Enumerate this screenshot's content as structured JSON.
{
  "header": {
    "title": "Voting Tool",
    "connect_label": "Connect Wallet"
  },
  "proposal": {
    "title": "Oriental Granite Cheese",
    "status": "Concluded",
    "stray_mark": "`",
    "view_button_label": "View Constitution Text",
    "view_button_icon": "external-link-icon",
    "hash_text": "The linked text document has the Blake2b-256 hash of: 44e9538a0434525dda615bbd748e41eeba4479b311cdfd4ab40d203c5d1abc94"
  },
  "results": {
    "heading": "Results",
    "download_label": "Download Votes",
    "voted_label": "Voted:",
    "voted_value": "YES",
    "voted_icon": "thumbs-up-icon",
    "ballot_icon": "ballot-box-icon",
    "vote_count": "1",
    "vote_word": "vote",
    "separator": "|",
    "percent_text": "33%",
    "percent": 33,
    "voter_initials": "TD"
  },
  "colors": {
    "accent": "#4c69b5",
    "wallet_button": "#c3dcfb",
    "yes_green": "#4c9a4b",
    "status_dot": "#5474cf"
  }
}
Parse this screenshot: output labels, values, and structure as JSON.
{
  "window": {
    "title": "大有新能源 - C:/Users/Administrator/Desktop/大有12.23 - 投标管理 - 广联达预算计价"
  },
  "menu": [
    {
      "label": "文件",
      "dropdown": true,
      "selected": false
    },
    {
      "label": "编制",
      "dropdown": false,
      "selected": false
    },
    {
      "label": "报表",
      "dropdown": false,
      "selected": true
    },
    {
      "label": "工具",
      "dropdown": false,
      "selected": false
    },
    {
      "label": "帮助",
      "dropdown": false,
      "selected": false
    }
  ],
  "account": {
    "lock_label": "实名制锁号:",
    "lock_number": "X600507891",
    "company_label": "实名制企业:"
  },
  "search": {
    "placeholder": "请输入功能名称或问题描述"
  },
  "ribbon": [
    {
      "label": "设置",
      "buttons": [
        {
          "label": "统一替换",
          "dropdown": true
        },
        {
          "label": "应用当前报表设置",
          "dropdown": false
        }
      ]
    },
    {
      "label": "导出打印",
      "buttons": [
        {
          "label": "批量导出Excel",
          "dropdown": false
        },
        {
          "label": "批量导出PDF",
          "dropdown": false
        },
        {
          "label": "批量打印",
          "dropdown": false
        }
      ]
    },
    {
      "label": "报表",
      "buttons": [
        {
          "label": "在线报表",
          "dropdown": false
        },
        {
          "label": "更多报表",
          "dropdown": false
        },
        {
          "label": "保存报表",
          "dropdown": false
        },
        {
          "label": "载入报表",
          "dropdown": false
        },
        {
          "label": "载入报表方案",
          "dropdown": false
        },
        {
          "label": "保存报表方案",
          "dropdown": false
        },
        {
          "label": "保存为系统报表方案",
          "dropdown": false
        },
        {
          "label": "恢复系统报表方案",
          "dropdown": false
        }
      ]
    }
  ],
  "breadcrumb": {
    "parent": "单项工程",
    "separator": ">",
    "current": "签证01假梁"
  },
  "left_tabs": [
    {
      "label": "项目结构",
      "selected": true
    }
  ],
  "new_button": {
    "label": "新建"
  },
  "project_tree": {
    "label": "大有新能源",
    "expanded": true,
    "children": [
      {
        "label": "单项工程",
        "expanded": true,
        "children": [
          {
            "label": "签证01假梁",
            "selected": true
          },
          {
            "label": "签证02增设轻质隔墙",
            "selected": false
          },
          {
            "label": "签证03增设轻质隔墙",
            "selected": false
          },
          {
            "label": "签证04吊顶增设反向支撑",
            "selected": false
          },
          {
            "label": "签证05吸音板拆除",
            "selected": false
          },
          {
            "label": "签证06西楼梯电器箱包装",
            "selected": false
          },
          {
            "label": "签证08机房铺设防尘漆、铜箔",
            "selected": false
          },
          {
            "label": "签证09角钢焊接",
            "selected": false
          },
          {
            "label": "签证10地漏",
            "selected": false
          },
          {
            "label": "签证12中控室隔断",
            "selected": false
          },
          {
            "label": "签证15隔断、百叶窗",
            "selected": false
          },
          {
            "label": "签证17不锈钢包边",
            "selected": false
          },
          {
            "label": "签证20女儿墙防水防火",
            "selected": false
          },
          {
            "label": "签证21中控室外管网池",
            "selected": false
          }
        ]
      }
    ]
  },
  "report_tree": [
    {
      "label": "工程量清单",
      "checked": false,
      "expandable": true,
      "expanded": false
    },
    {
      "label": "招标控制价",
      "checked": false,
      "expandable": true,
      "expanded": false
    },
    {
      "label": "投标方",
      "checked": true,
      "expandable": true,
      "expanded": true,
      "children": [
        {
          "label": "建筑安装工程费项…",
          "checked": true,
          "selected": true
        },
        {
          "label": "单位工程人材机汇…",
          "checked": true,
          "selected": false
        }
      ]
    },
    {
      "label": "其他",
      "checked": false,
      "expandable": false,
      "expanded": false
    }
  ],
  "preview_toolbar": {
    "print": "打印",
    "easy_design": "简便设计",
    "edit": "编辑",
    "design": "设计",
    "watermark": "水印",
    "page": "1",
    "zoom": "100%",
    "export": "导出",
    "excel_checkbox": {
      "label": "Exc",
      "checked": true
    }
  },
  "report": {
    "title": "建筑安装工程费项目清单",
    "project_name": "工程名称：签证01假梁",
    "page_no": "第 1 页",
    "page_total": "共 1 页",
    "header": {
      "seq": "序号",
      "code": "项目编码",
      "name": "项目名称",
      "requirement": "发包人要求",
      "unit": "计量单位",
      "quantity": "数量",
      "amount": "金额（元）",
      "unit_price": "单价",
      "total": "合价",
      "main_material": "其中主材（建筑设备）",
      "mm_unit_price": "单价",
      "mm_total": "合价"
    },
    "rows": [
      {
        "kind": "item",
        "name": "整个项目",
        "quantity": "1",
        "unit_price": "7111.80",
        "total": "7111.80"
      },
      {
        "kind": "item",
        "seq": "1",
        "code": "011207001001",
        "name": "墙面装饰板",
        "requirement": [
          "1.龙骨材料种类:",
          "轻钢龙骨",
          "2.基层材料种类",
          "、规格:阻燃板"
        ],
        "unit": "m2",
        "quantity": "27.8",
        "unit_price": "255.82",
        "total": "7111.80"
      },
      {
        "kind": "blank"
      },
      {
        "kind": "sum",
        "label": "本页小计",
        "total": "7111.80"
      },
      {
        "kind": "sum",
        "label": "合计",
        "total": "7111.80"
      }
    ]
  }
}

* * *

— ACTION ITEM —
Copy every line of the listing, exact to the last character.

— RESULT FOR THIS EXERCISE —
Enumerate this screenshot's content as structured JSON.
{
  "header": {
    "title": "Voting Tool",
    "connect_label": "Connect Wallet"
  },
  "proposal": {
    "title": "Oriental Granite Cheese",
    "status": "Concluded",
    "stray_mark": "`",
    "view_button_label": "View Constitution Text",
    "view_button_icon": "external-link-icon",
    "hash_text": "The linked text document has the Blake2b-256 hash of: 44e9538a0434525dda615bbd748e41eeba4479b311cdfd4ab40d203c5d1abc94"
  },
  "results": {
    "heading": "Results",
    "download_label": "Download Votes",
    "voted_label": "Voted:",
    "voted_value": "YES",
    "voted_icon": "thumbs-up-icon",
    "ballot_icon": "ballot-box-icon",
    "vote_count": "1",
    "vote_word": "vote",
    "separator": "|",
    "percent_text": "33%",
    "percent": 33,
    "voter_initials": "TD"
  },
  "colors": {
    "accent": "#4c69b5",
    "wallet_button": "#c3dcfb",
    "yes_green": "#4c9a4b",
    "status_dot": "#5474cf"
  }
}
Parse this screenshot: output labels, values, and structure as JSON.
{
  "window": {
    "title": "大有新能源 - C:/Users/Administrator/Desktop/大有12.23 - 投标管理 - 广联达预算计价"
  },
  "menu": [
    {
      "label": "文件",
      "dropdown": true,
      "selected": false
    },
    {
      "label": "编制",
      "dropdown": false,
      "selected": false
    },
    {
      "label": "报表",
      "dropdown": false,
      "selected": true
    },
    {
      "label": "工具",
      "dropdown": false,
      "selected": false
    },
    {
      "label": "帮助",
      "dropdown": false,
      "selected": false
    }
  ],
  "account": {
    "lock_label": "实名制锁号:",
    "lock_number": "X600507891",
    "company_label": "实名制企业:"
  },
  "search": {
    "placeholder": "请输入功能名称或问题描述"
  },
  "ribbon": [
    {
      "label": "设置",
      "buttons": [
        {
          "label": "统一替换",
          "dropdown": true
        },
        {
          "label": "应用当前报表设置",
          "dropdown": false
        }
      ]
    },
    {
      "label": "导出打印",
      "buttons": [
        {
          "label": "批量导出Excel",
          "dropdown": false
        },
        {
          "label": "批量导出PDF",
          "dropdown": false
        },
        {
          "label": "批量打印",
          "dropdown": false
        }
      ]
    },
    {
      "label": "报表",
      "buttons": [
        {
          "label": "在线报表",
          "dropdown": false
        },
        {
          "label": "更多报表",
          "dropdown": false
        },
        {
          "label": "保存报表",
          "dropdown": false
        },
        {
          "label": "载入报表",
          "dropdown": false
        },
        {
          "label": "载入报表方案",
          "dropdown": false
        },
        {
          "label": "保存报表方案",
          "dropdown": false
        },
        {
          "label": "保存为系统报表方案",
          "dropdown": false
        },
        {
          "label": "恢复系统报表方案",
          "dropdown": false
        }
      ]
    }
  ],
  "breadcrumb": {
    "parent": "单项工程",
    "separator": ">",
    "current": "签证01假梁"
  },
  "left_tabs": [
    {
      "label": "项目结构",
      "selected": true
    }
  ],
  "new_button": {
    "label": "新建"
  },
  "project_tree": {
    "label": "大有新能源",
    "expanded": true,
    "children": [
      {
        "label": "单项工程",
        "expanded": true,
        "children": [
          {
            "label": "签证01假梁",
            "selected": true
          },
          {
            "label": "签证02增设轻质隔墙",
            "selected": false
          },
          {
            "label": "签证03增设轻质隔墙",
            "selected": false
          },
          {
            "label": "签证04吊顶增设反向支撑",
            "selected": false
          },
          {
            "label": "签证05吸音板拆除",
            "selected": false
          },
          {
            "label": "签证06西楼梯电器箱包装",
            "selected": false
          },
          {
            "label": "签证08机房铺设防尘漆、铜箔",
            "selected": false
          },
          {
            "label": "签证09角钢焊接",
            "selected": false
          },
          {
            "label": "签证10地漏",
            "selected": false
          },
          {
            "label": "签证12中控室隔断",
            "selected": false
          },
          {
            "label": "签证15隔断、百叶窗",
            "selected": false
          },
          {
            "label": "签证17不锈钢包边",
            "selected": false
          },
          {
            "label": "签证20女儿墙防水防火",
            "selected": false
          },
          {
            "label": "签证21中控室外管网池",
            "selected": false
          }
        ]
      }
    ]
  },
  "report_tree": [
    {
      "label": "工程量清单",
      "checked": false,
      "expandable": true,
      "expanded": false
    },
    {
      "label": "招标控制价",
      "checked": false,
      "expandable": true,
      "expanded": false
    },
    {
      "label": "投标方",
      "checked": true,
      "expandable": true,
      "expanded": true,
      "children": [
        {
          "label": "建筑安装工程费项…",
          "checked": true,
          "selected": true
        },
        {
          "label": "单位工程人材机汇…",
          "checked": true,
          "selected": false
        }
      ]
    },
    {
      "label": "其他",
      "checked": false,
      "expandable": false,
      "expanded": false
    }
  ],
  "preview_toolbar": {
    "print": "打印",
    "easy_design": "简便设计",
    "edit": "编辑",
    "design": "设计",
    "watermark": "水印",
    "page": "1",
    "zoom": "100%",
    "export": "导出",
    "excel_checkbox": {
      "label": "Exc",
      "checked": true
    }
  },
  "report": {
    "title": "建筑安装工程费项目清单",
    "project_name": "工程名称：签证01假梁",
    "page_no": "第 1 页",
    "page_total": "共 1 页",
    "header": {
      "seq": "序号",
      "code": "项目编码",
      "name": "项目名称",
      "requirement": "发包人要求",
      "unit": "计量单位",
      "quantity": "数量",
      "amount": "金额（元）",
      "unit_price": "单价",
      "total": "合价",
      "main_material": "其中主材（建筑设备）",
      "mm_unit_price": "单价",
      "mm_total": "合价"
    },
    "rows": [
      {
        "kind": "item",
        "name": "整个项目",
        "quantity": "1",
        "unit_price": "7111.80",
        "total": "7111.80"
      },
      {
        "kind": "item",
        "seq": "1",
        "code": "011207001001",
        "name": "墙面装饰板",
        "requirement": [
          "1.龙骨材料种类:",
          "轻钢龙骨",
          "2.基层材料种类",
          "、规格:阻燃板"
        ],
        "unit": "m2",
        "quantity": "27.8",
        "unit_price": "255.82",
        "total": "7111.80"
      },
      {
        "kind": "blank"
      },
      {
        "kind": "sum",
        "label": "本页小计",
        "total": "7111.80"
      },
      {
        "kind": "sum",
        "label": "合计",
        "total": "7111.80"
      }
    ]
  }
}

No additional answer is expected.